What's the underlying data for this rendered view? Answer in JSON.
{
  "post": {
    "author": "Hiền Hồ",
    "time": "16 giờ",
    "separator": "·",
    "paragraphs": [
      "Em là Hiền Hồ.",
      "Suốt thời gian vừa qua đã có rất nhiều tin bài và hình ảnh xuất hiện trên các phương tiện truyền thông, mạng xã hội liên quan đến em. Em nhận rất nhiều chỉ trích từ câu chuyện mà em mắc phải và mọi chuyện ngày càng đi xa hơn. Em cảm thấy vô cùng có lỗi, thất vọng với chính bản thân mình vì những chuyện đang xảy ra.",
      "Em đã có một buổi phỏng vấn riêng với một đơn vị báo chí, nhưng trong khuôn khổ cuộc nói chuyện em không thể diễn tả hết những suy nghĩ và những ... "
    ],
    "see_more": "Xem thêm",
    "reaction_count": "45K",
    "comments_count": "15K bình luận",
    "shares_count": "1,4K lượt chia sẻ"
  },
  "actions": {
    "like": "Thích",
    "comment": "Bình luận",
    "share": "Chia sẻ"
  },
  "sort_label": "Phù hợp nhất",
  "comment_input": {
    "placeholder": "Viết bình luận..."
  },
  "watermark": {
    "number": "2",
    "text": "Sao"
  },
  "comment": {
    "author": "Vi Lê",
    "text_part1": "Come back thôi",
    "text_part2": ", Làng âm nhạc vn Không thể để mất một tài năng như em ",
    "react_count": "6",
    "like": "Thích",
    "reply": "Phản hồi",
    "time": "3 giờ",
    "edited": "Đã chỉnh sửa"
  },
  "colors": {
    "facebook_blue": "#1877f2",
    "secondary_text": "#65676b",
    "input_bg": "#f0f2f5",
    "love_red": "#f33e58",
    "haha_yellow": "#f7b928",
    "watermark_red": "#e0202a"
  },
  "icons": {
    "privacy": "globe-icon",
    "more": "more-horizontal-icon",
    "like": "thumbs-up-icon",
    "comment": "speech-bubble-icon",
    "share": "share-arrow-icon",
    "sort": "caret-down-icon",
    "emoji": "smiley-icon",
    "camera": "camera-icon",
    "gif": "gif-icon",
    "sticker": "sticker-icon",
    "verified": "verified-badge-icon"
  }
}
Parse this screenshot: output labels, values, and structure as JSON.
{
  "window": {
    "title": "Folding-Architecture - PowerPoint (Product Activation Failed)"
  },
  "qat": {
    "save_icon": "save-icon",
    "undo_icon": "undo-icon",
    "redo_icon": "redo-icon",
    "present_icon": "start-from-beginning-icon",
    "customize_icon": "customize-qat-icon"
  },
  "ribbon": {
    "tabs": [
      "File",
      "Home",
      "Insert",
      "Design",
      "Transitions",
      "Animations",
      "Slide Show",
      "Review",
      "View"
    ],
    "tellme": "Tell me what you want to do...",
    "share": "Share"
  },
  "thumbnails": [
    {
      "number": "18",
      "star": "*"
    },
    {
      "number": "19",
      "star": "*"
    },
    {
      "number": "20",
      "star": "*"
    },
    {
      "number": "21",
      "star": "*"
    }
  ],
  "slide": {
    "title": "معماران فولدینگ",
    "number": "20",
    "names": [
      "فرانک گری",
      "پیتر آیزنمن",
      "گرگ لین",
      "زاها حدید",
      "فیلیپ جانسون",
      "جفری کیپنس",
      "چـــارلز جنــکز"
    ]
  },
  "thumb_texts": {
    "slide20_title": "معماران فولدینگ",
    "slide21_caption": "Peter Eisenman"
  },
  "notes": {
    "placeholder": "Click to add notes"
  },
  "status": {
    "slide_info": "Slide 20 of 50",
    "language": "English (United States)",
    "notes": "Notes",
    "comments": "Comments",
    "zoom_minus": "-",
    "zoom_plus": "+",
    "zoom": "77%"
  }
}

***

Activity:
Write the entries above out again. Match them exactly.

Exercise solution:
What's the underlying data for this rendered view? Answer in JSON.
{
  "post": {
    "author": "Hiền Hồ",
    "time": "16 giờ",
    "separator": "·",
    "paragraphs": [
      "Em là Hiền Hồ.",
      "Suốt thời gian vừa qua đã có rất nhiều tin bài và hình ảnh xuất hiện trên các phương tiện truyền thông, mạng xã hội liên quan đến em. Em nhận rất nhiều chỉ trích từ câu chuyện mà em mắc phải và mọi chuyện ngày càng đi xa hơn. Em cảm thấy vô cùng có lỗi, thất vọng với chính bản thân mình vì những chuyện đang xảy ra.",
      "Em đã có một buổi phỏng vấn riêng với một đơn vị báo chí, nhưng trong khuôn khổ cuộc nói chuyện em không thể diễn tả hết những suy nghĩ và những ... "
    ],
    "see_more": "Xem thêm",
    "reaction_count": "45K",
    "comments_count": "15K bình luận",
    "shares_count": "1,4K lượt chia sẻ"
  },
  "actions": {
    "like": "Thích",
    "comment": "Bình luận",
    "share": "Chia sẻ"
  },
  "sort_label": "Phù hợp nhất",
  "comment_input": {
    "placeholder": "Viết bình luận..."
  },
  "watermark": {
    "number": "2",
    "text": "Sao"
  },
  "comment": {
    "author": "Vi Lê",
    "text_part1": "Come back thôi",
    "text_part2": ", Làng âm nhạc vn Không thể để mất một tài năng như em ",
    "react_count": "6",
    "like": "Thích",
    "reply": "Phản hồi",
    "time": "3 giờ",
    "edited": "Đã chỉnh sửa"
  },
  "colors": {
    "facebook_blue": "#1877f2",
    "secondary_text": "#65676b",
    "input_bg": "#f0f2f5",
    "love_red": "#f33e58",
    "haha_yellow": "#f7b928",
    "watermark_red": "#e0202a"
  },
  "icons": {
    "privacy": "globe-icon",
    "more": "more-horizontal-icon",
    "like": "thumbs-up-icon",
    "comment": "speech-bubble-icon",
    "share": "share-arrow-icon",
    "sort": "caret-down-icon",
    "emoji": "smiley-icon",
    "camera": "camera-icon",
    "gif": "gif-icon",
    "sticker": "sticker-icon",
    "verified": "verified-badge-icon"
  }
}
Parse this screenshot: output labels, values, and structure as JSON.
{
  "window": {
    "title": "Folding-Architecture - PowerPoint (Product Activation Failed)"
  },
  "qat": {
    "save_icon": "save-icon",
    "undo_icon": "undo-icon",
    "redo_icon": "redo-icon",
    "present_icon": "start-from-beginning-icon",
    "customize_icon": "customize-qat-icon"
  },
  "ribbon": {
    "tabs": [
      "File",
      "Home",
      "Insert",
      "Design",
      "Transitions",
      "Animations",
      "Slide Show",
      "Review",
      "View"
    ],
    "tellme": "Tell me what you want to do...",
    "share": "Share"
  },
  "thumbnails": [
    {
      "number": "18",
      "star": "*"
    },
    {
      "number": "19",
      "star": "*"
    },
    {
      "number": "20",
      "star": "*"
    },
    {
      "number": "21",
      "star": "*"
    }
  ],
  "slide": {
    "title": "معماران فولدینگ",
    "number": "20",
    "names": [
      "فرانک گری",
      "پیتر آیزنمن",
      "گرگ لین",
      "زاها حدید",
      "فیلیپ جانسون",
      "جفری کیپنس",
      "چـــارلز جنــکز"
    ]
  },
  "thumb_texts": {
    "slide20_title": "معماران فولدینگ",
    "slide21_caption": "Peter Eisenman"
  },
  "notes": {
    "placeholder": "Click to add notes"
  },
  "status": {
    "slide_info": "Slide 20 of 50",
    "language": "English (United States)",
    "notes": "Notes",
    "comments": "Comments",
    "zoom_minus": "-",
    "zoom_plus": "+",
    "zoom": "77%"
  }
}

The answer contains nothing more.